■ PROBLEM TO WORK ON: The output must reproduce each line of the data word for word.

------------------------------------

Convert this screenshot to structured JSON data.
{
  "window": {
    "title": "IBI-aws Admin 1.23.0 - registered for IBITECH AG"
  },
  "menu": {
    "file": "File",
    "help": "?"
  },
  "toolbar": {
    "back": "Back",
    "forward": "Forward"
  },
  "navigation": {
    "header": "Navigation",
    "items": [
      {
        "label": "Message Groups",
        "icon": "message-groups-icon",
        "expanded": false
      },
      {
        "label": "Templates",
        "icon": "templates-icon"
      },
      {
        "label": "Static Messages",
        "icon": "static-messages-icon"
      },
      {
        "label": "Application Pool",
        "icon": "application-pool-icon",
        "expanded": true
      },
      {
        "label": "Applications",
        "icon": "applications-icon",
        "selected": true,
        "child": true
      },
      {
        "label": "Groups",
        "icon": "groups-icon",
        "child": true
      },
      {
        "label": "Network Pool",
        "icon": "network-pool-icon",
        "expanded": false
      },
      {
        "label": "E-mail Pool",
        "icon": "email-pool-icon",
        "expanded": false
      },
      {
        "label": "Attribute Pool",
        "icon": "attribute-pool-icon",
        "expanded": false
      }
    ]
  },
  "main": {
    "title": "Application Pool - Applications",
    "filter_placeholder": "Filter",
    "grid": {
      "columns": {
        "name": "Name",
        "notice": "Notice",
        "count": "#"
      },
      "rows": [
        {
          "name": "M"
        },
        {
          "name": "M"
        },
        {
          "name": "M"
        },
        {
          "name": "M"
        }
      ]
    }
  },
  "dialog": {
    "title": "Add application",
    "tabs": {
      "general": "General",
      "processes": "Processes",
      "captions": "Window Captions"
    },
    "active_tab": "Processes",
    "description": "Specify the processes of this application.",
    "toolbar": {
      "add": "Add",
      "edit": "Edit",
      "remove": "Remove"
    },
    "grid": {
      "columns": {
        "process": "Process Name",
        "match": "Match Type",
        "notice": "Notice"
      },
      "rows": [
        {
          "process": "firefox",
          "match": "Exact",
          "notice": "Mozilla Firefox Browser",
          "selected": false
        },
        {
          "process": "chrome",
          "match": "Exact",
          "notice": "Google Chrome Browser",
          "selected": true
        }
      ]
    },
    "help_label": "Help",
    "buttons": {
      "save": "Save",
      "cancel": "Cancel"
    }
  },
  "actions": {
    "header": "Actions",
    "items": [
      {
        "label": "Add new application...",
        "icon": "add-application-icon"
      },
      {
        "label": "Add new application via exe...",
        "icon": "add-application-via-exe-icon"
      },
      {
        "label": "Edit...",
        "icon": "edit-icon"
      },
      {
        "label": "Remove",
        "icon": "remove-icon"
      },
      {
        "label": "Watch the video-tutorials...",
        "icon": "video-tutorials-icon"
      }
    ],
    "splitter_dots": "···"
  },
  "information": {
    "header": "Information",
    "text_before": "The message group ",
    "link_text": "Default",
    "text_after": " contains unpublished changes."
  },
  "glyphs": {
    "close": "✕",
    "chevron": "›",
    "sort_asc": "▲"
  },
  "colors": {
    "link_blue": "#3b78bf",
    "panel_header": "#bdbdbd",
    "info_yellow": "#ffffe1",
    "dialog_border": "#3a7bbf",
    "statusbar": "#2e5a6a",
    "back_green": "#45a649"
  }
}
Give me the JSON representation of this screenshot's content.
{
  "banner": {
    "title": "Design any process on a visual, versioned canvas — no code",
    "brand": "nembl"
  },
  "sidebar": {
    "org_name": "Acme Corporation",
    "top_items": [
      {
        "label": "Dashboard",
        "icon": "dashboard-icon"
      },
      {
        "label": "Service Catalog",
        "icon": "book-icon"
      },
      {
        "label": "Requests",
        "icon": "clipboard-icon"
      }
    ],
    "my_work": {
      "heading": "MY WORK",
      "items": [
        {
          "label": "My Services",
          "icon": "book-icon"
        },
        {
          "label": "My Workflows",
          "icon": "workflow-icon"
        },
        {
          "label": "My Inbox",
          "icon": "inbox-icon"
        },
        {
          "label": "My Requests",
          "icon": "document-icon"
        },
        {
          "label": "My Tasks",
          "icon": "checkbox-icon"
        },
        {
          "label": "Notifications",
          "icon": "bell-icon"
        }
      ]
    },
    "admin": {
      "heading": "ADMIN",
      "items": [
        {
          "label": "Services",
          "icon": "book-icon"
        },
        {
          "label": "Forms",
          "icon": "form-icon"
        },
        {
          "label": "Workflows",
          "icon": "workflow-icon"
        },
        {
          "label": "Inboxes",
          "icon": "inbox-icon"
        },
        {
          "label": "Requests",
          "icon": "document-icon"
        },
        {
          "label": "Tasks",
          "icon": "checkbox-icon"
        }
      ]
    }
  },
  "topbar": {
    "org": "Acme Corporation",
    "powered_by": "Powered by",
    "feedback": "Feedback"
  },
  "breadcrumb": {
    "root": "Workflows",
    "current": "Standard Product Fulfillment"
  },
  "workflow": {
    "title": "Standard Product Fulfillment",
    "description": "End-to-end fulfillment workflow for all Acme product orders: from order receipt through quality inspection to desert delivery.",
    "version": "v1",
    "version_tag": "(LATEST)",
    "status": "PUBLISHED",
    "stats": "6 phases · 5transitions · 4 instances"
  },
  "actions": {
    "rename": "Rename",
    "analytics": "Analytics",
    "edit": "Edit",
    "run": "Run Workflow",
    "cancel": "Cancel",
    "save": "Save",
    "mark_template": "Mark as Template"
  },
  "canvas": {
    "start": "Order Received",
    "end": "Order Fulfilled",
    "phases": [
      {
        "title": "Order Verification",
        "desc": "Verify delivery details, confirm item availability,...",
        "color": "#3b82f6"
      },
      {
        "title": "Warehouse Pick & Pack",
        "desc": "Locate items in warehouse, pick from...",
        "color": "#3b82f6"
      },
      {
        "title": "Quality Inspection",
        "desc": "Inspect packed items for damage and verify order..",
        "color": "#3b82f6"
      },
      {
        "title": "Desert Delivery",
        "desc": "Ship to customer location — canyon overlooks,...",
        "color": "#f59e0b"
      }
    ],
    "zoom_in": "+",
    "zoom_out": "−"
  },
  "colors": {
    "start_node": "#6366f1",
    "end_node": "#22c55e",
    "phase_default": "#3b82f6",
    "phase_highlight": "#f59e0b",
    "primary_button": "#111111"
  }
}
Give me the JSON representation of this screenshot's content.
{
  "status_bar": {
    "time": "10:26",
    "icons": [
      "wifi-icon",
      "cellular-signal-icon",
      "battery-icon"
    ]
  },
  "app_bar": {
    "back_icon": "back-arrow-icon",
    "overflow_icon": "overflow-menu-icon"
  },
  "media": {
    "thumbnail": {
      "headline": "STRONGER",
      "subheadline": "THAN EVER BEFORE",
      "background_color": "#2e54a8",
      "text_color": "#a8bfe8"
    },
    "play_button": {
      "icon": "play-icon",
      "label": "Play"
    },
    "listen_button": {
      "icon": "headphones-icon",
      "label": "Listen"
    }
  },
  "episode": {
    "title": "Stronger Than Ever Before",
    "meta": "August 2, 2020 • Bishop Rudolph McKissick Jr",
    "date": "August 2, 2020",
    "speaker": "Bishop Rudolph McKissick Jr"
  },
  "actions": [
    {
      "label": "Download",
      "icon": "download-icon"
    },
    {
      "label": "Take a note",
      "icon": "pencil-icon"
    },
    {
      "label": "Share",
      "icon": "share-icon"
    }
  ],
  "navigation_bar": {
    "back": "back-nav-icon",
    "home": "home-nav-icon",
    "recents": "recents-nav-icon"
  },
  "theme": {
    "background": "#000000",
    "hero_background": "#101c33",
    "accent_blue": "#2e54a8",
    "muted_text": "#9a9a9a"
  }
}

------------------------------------

■ WRITTEN SOLUTION:
Convert this screenshot to structured JSON data.
{
  "window": {
    "title": "IBI-aws Admin 1.23.0 - registered for IBITECH AG"
  },
  "menu": {
    "file": "File",
    "help": "?"
  },
  "toolbar": {
    "back": "Back",
    "forward": "Forward"
  },
  "navigation": {
    "header": "Navigation",
    "items": [
      {
        "label": "Message Groups",
        "icon": "message-groups-icon",
        "expanded": false
      },
      {
        "label": "Templates",
        "icon": "templates-icon"
      },
      {
        "label": "Static Messages",
        "icon": "static-messages-icon"
      },
      {
        "label": "Application Pool",
        "icon": "application-pool-icon",
        "expanded": true
      },
      {
        "label": "Applications",
        "icon": "applications-icon",
        "selected": true,
        "child": true
      },
      {
        "label": "Groups",
        "icon": "groups-icon",
        "child": true
      },
      {
        "label": "Network Pool",
        "icon": "network-pool-icon",
        "expanded": false
      },
      {
        "label": "E-mail Pool",
        "icon": "email-pool-icon",
        "expanded": false
      },
      {
        "label": "Attribute Pool",
        "icon": "attribute-pool-icon",
        "expanded": false
      }
    ]
  },
  "main": {
    "title": "Application Pool - Applications",
    "filter_placeholder": "Filter",
    "grid": {
      "columns": {
        "name": "Name",
        "notice": "Notice",
        "count": "#"
      },
      "rows": [
        {
          "name": "M"
        },
        {
          "name": "M"
        },
        {
          "name": "M"
        },
        {
          "name": "M"
        }
      ]
    }
  },
  "dialog": {
    "title": "Add application",
    "tabs": {
      "general": "General",
      "processes": "Processes",
      "captions": "Window Captions"
    },
    "active_tab": "Processes",
    "description": "Specify the processes of this application.",
    "toolbar": {
      "add": "Add",
      "edit": "Edit",
      "remove": "Remove"
    },
    "grid": {
      "columns": {
        "process": "Process Name",
        "match": "Match Type",
        "notice": "Notice"
      },
      "rows": [
        {
          "process": "firefox",
          "match": "Exact",
          "notice": "Mozilla Firefox Browser",
          "selected": false
        },
        {
          "process": "chrome",
          "match": "Exact",
          "notice": "Google Chrome Browser",
          "selected": true
        }
      ]
    },
    "help_label": "Help",
    "buttons": {
      "save": "Save",
      "cancel": "Cancel"
    }
  },
  "actions": {
    "header": "Actions",
    "items": [
      {
        "label": "Add new application...",
        "icon": "add-application-icon"
      },
      {
        "label": "Add new application via exe...",
        "icon": "add-application-via-exe-icon"
      },
      {
        "label": "Edit...",
        "icon": "edit-icon"
      },
      {
        "label": "Remove",
        "icon": "remove-icon"
      },
      {
        "label": "Watch the video-tutorials...",
        "icon": "video-tutorials-icon"
      }
    ],
    "splitter_dots": "···"
  },
  "information": {
    "header": "Information",
    "text_before": "The message group ",
    "link_text": "Default",
    "text_after": " contains unpublished changes."
  },
  "glyphs": {
    "close": "✕",
    "chevron": "›",
    "sort_asc": "▲"
  },
  "colors": {
    "link_blue": "#3b78bf",
    "panel_header": "#bdbdbd",
    "info_yellow": "#ffffe1",
    "dialog_border": "#3a7bbf",
    "statusbar": "#2e5a6a",
    "back_green": "#45a649"
  }
}
Give me the JSON representation of this screenshot's content.
{
  "banner": {
    "title": "Design any process on a visual, versioned canvas — no code",
    "brand": "nembl"
  },
  "sidebar": {
    "org_name": "Acme Corporation",
    "top_items": [
      {
        "label": "Dashboard",
        "icon": "dashboard-icon"
      },
      {
        "label": "Service Catalog",
        "icon": "book-icon"
      },
      {
        "label": "Requests",
        "icon": "clipboard-icon"
      }
    ],
    "my_work": {
      "heading": "MY WORK",
      "items": [
        {
          "label": "My Services",
          "icon": "book-icon"
        },
        {
          "label": "My Workflows",
          "icon": "workflow-icon"
        },
        {
          "label": "My Inbox",
          "icon": "inbox-icon"
        },
        {
          "label": "My Requests",
          "icon": "document-icon"
        },
        {
          "label": "My Tasks",
          "icon": "checkbox-icon"
        },
        {
          "label": "Notifications",
          "icon": "bell-icon"
        }
      ]
    },
    "admin": {
      "heading": "ADMIN",
      "items": [
        {
          "label": "Services",
          "icon": "book-icon"
        },
        {
          "label": "Forms",
          "icon": "form-icon"
        },
        {
          "label": "Workflows",
          "icon": "workflow-icon"
        },
        {
          "label": "Inboxes",
          "icon": "inbox-icon"
        },
        {
          "label": "Requests",
          "icon": "document-icon"
        },
        {
          "label": "Tasks",
          "icon": "checkbox-icon"
        }
      ]
    }
  },
  "topbar": {
    "org": "Acme Corporation",
    "powered_by": "Powered by",
    "feedback": "Feedback"
  },
  "breadcrumb": {
    "root": "Workflows",
    "current": "Standard Product Fulfillment"
  },
  "workflow": {
    "title": "Standard Product Fulfillment",
    "description": "End-to-end fulfillment workflow for all Acme product orders: from order receipt through quality inspection to desert delivery.",
    "version": "v1",
    "version_tag": "(LATEST)",
    "status": "PUBLISHED",
    "stats": "6 phases · 5transitions · 4 instances"
  },
  "actions": {
    "rename": "Rename",
    "analytics": "Analytics",
    "edit": "Edit",
    "run": "Run Workflow",
    "cancel": "Cancel",
    "save": "Save",
    "mark_template": "Mark as Template"
  },
  "canvas": {
    "start": "Order Received",
    "end": "Order Fulfilled",
    "phases": [
      {
        "title": "Order Verification",
        "desc": "Verify delivery details, confirm item availability,...",
        "color": "#3b82f6"
      },
      {
        "title": "Warehouse Pick & Pack",
        "desc": "Locate items in warehouse, pick from...",
        "color": "#3b82f6"
      },
      {
        "title": "Quality Inspection",
        "desc": "Inspect packed items for damage and verify order..",
        "color": "#3b82f6"
      },
      {
        "title": "Desert Delivery",
        "desc": "Ship to customer location — canyon overlooks,...",
        "color": "#f59e0b"
      }
    ],
    "zoom_in": "+",
    "zoom_out": "−"
  },
  "colors": {
    "start_node": "#6366f1",
    "end_node": "#22c55e",
    "phase_default": "#3b82f6",
    "phase_highlight": "#f59e0b",
    "primary_button": "#111111"
  }
}
Give me the JSON representation of this screenshot's content.
{
  "status_bar": {
    "time": "10:26",
    "icons": [
      "wifi-icon",
      "cellular-signal-icon",
      "battery-icon"
    ]
  },
  "app_bar": {
    "back_icon": "back-arrow-icon",
    "overflow_icon": "overflow-menu-icon"
  },
  "media": {
    "thumbnail": {
      "headline": "STRONGER",
      "subheadline": "THAN EVER BEFORE",
      "background_color": "#2e54a8",
      "text_color": "#a8bfe8"
    },
    "play_button": {
      "icon": "play-icon",
      "label": "Play"
    },
    "listen_button": {
      "icon": "headphones-icon",
      "label": "Listen"
    }
  },
  "episode": {
    "title": "Stronger Than Ever Before",
    "meta": "August 2, 2020 • Bishop Rudolph McKissick Jr",
    "date": "August 2, 2020",
    "speaker": "Bishop Rudolph McKissick Jr"
  },
  "actions": [
    {
      "label": "Download",
      "icon": "download-icon"
    },
    {
      "label": "Take a note",
      "icon": "pencil-icon"
    },
    {
      "label": "Share",
      "icon": "share-icon"
    }
  ],
  "navigation_bar": {
    "back": "back-nav-icon",
    "home": "home-nav-icon",
    "recents": "recents-nav-icon"
  },
  "theme": {
    "background": "#000000",
    "hero_background": "#101c33",
    "accent_blue": "#2e54a8",
    "muted_text": "#9a9a9a"
  }
}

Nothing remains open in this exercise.